Set in 1998, Miami, ‘Critical Thinking’ is a sports drama film about a group of boys at Miami Jackson High School who try to make a name for themselves in the chess world. Although Marcel Martinez joins Miami Jackson and the other chess players, he initially defeats them mercilessly. Later, he plays with Coach Mario Martinez, who is stunned by Marcel’s skills and understanding of the game. Toward the end, when everything is on the line, Marcel is the only player who has scored the second-highest number of individual points.
Consequently, the organizers pit Marcel with the highest individual points, Harutyun Akopyan. Thus, Miami Jackson’s fate comes down to the result of Marcel’s game. Overall the John Leguizamo directorial carries several undertones of realism through the backdrops, cast performances, and character arcs. The authenticity in the overall film makes us wonder if Marcel Martinez and Harutyun Akopyan are real chess players. Well, let us find out, shall we?
Are Marcel and Akopyan Real Chess Players?

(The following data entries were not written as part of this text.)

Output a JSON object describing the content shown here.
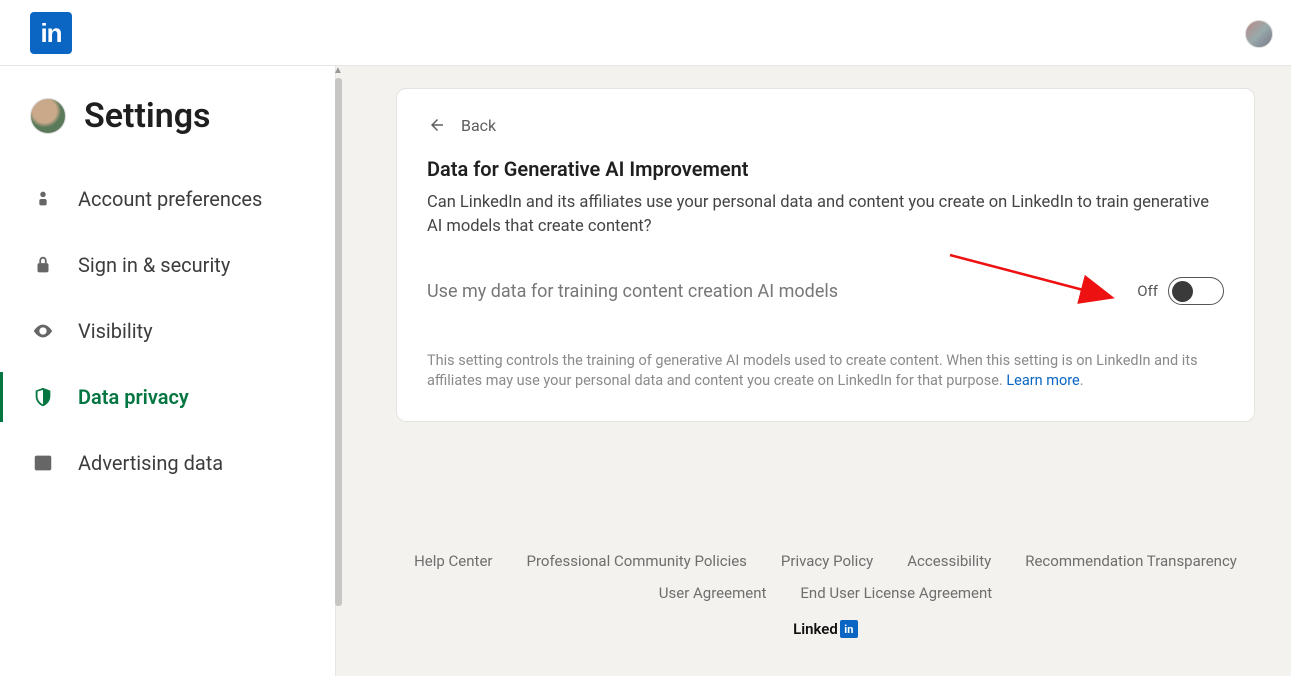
{
  "header": {
    "logo_text": "in"
  },
  "sidebar": {
    "title": "Settings",
    "items": [
      {
        "label": "Account preferences",
        "icon": "person-icon",
        "active": false
      },
      {
        "label": "Sign in & security",
        "icon": "lock-icon",
        "active": false
      },
      {
        "label": "Visibility",
        "icon": "eye-icon",
        "active": false
      },
      {
        "label": "Data privacy",
        "icon": "shield-icon",
        "active": true
      },
      {
        "label": "Advertising data",
        "icon": "newspaper-icon",
        "active": false
      }
    ]
  },
  "main": {
    "back_label": "Back",
    "heading": "Data for Generative AI Improvement",
    "description": "Can LinkedIn and its affiliates use your personal data and content you create on LinkedIn to train generative AI models that create content?",
    "toggle": {
      "label": "Use my data for training content creation AI models",
      "state_text": "Off",
      "on": false
    },
    "fine_print": "This setting controls the training of generative AI models used to create content. When this setting is on LinkedIn and its affiliates may use your personal data and content you create on LinkedIn for that purpose. ",
    "fine_print_link": "Learn more",
    "fine_print_suffix": "."
  },
  "footer": {
    "row1": [
      "Help Center",
      "Professional Community Policies",
      "Privacy Policy",
      "Accessibility",
      "Recommendation Transparency"
    ],
    "row2": [
      "User Agreement",
      "End User License Agreement"
    ],
    "brand_linked": "Linked",
    "brand_in": "in"
  }
}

Yes, Harutyun Akopyan and Marcel Martinez are based on real chess players. Written by Dito Montiel and directed by John Leguizamo, the film is a biographical sports drama film about Coach Mario Martinez and the group that won the first-ever National Chess Championship from Miami Jackson High School. Marcel Martinez is a Cuban native who immigrated to America and joined the Miami Jackson High School. In an interview, Marcel revealed that he had played chess since he was 7 or 8 years of age and had gotten good at the sport.
After Marcel defeated one of the boys from the Miami Jackson group, he was admitted to the Miami Jackson High School to learn from Coach Martinez. As we see in the movie, even the real-life Marcel had a book that comprised all the chess moves and strategies he had learned until then. The chess prodigy also played multiple people simultaneously with his eyes closed or blindfolded. In 1999, Marcel became the Junior National Champion, and in 2004 he shared the first-place win in the US Open.

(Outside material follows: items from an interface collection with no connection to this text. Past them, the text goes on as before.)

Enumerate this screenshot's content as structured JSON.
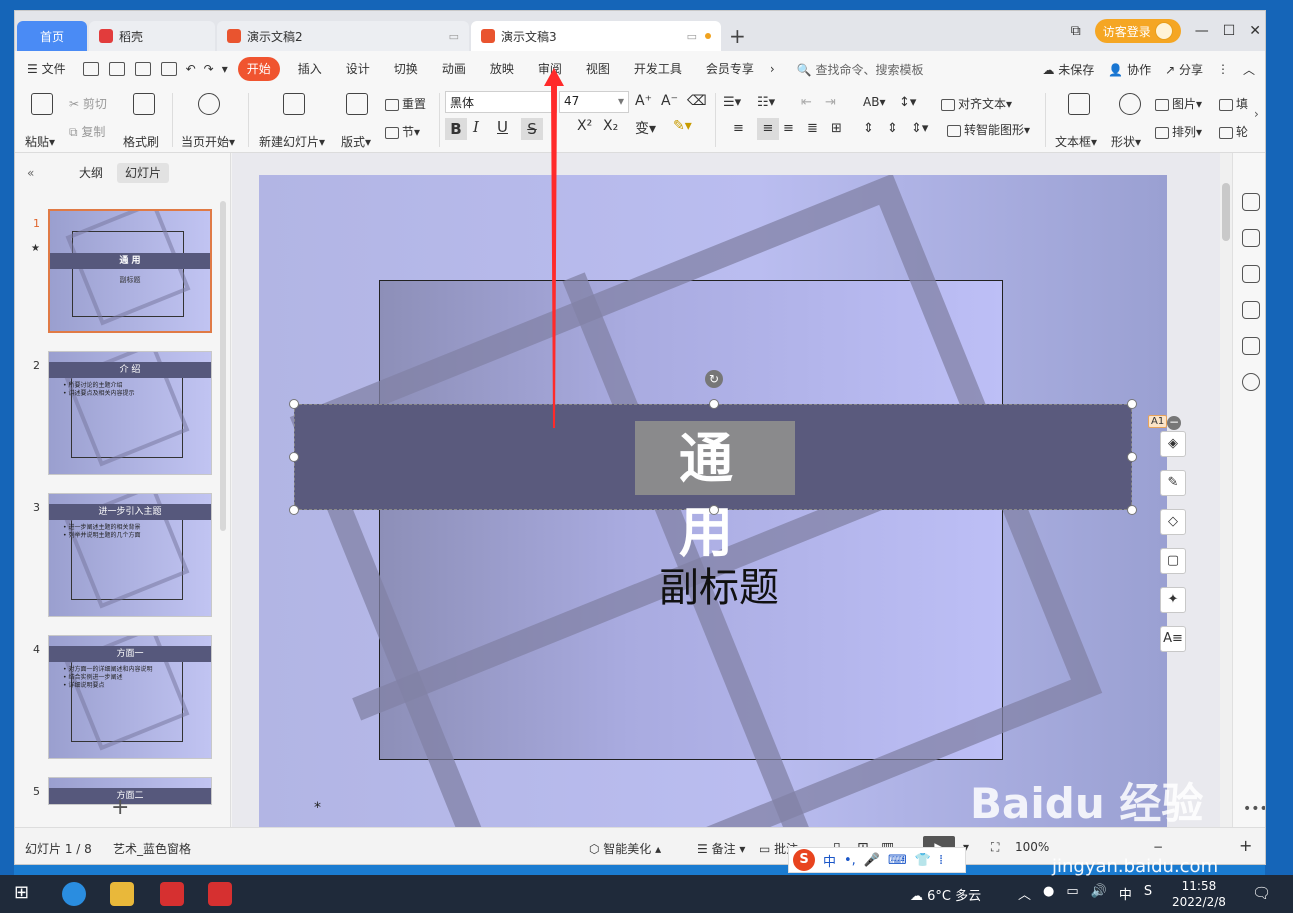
{
  "tabs": [
    {
      "label": "首页"
    },
    {
      "label": "稻壳"
    },
    {
      "label": "演示文稿2"
    },
    {
      "label": "演示文稿3"
    }
  ],
  "window": {
    "login": "访客登录"
  },
  "menu": {
    "file": "文件",
    "items": [
      "开始",
      "插入",
      "设计",
      "切换",
      "动画",
      "放映",
      "审阅",
      "视图",
      "开发工具",
      "会员专享"
    ],
    "search": "查找命令、搜索模板",
    "unsaved": "未保存",
    "collab": "协作",
    "share": "分享"
  },
  "ribbon": {
    "paste": "粘贴",
    "cut": "剪切",
    "copy": "复制",
    "format_painter": "格式刷",
    "play_from_current": "当页开始",
    "new_slide": "新建幻灯片",
    "layout": "版式",
    "reset": "重置",
    "section": "节",
    "font_name": "黑体",
    "font_size": "47",
    "align_text": "对齐文本",
    "smart_shape": "转智能图形",
    "textbox": "文本框",
    "shape": "形状",
    "picture": "图片",
    "arrange": "排列",
    "fill": "填",
    "outline": "轮"
  },
  "panel": {
    "outline_tab": "大纲",
    "slides_tab": "幻灯片",
    "slides": [
      {
        "num": "1",
        "title": "通 用",
        "subtitle": "副标题",
        "bullets": []
      },
      {
        "num": "2",
        "title": "介 绍",
        "subtitle": "",
        "bullets": [
          "• 所要讨论的主题介绍",
          "• 讲述要点及相关内容提示"
        ]
      },
      {
        "num": "3",
        "title": "进一步引入主题",
        "subtitle": "",
        "bullets": [
          "• 进一步阐述主题的相关背景",
          "• 列举并说明主题的几个方面"
        ]
      },
      {
        "num": "4",
        "title": "方面一",
        "subtitle": "",
        "bullets": [
          "• 对方面一的详细阐述和内容说明",
          "• 结合实例进一步阐述",
          "• 详细说明要点"
        ]
      },
      {
        "num": "5",
        "title": "方面二",
        "subtitle": "",
        "bullets": []
      }
    ]
  },
  "slide": {
    "title": "通 用",
    "subtitle": "副标题",
    "asterisk": "*",
    "badge": "A1"
  },
  "status": {
    "slide_count": "幻灯片 1 / 8",
    "theme": "艺术_蓝色窗格",
    "beautify": "智能美化",
    "notes": "备注",
    "comments": "批注",
    "zoom": "100%"
  },
  "ime": {
    "mode": "中"
  },
  "taskbar": {
    "weather": "6°C 多云",
    "lang": "中",
    "time": "11:58",
    "date": "2022/2/8"
  },
  "watermark": {
    "brand": "Baidu 经验",
    "url": "jingyan.baidu.com"
  },
  "colors": {
    "accent": "#f0542f",
    "tab_home": "#4a8bf5",
    "title_bar": "#5a5a7d",
    "arrow": "#ff2a2a"
  }
}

However, by 2002, Marcel was reportedly gearing up to tie the knot and had also started working at his then-fiancee’s family liquor store. His rival in the final moments of the film, Harutyun Akopyan, is also a real chess player. Although we do not see him in the movie until the climax, he is one of Marcel’s most worthy opponents. In real life, Akopyan hails from Soviet Armenia and started playing chess at age 5. When Akopyan immigrated to the US, he played more often and hoped to become a Grandmaster like his idols, Bobby Fisher and Tigran Petrosian.

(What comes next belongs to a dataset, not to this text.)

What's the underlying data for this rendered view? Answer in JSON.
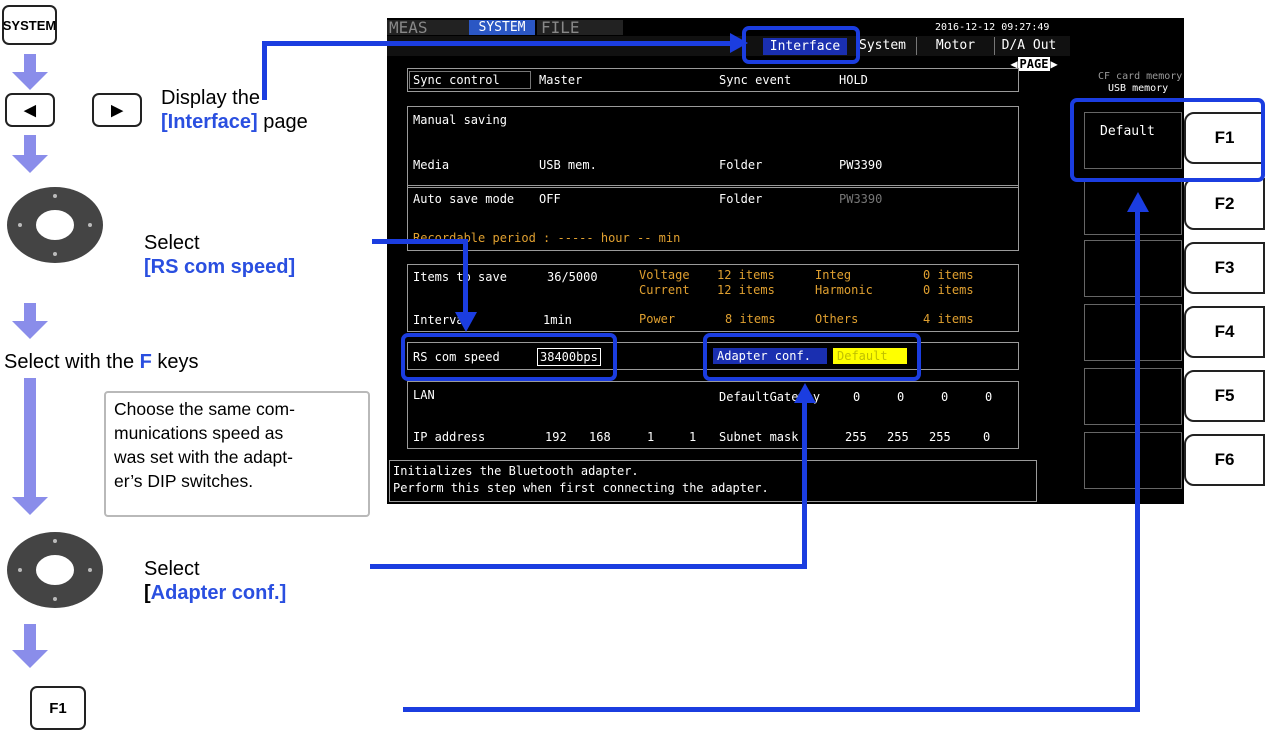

When defending champion Akopyan lost to Marcel in 1998, he was at 2370 world ranking, just 30 short of being a Senior Master. In his entire career, Harutyun Akopyan won 13 National Chess titles. After his stint with chess, Akopyan turned toward writing and filmmaking. At the Grad School at California State University, Northridge, Akopyan learned about screenwriting and shooting and made a career out of it. Although the film essays a part of their journey leading up to the 1998 National Chess Championship, in real-life, the two players have accomplished numerous milestones after 1998. Thus, to reiterate, Marcel Martinez and Harutyun Akopyan are real-life chess players. The two started very young, won National Chess Championships, and later did other things in life.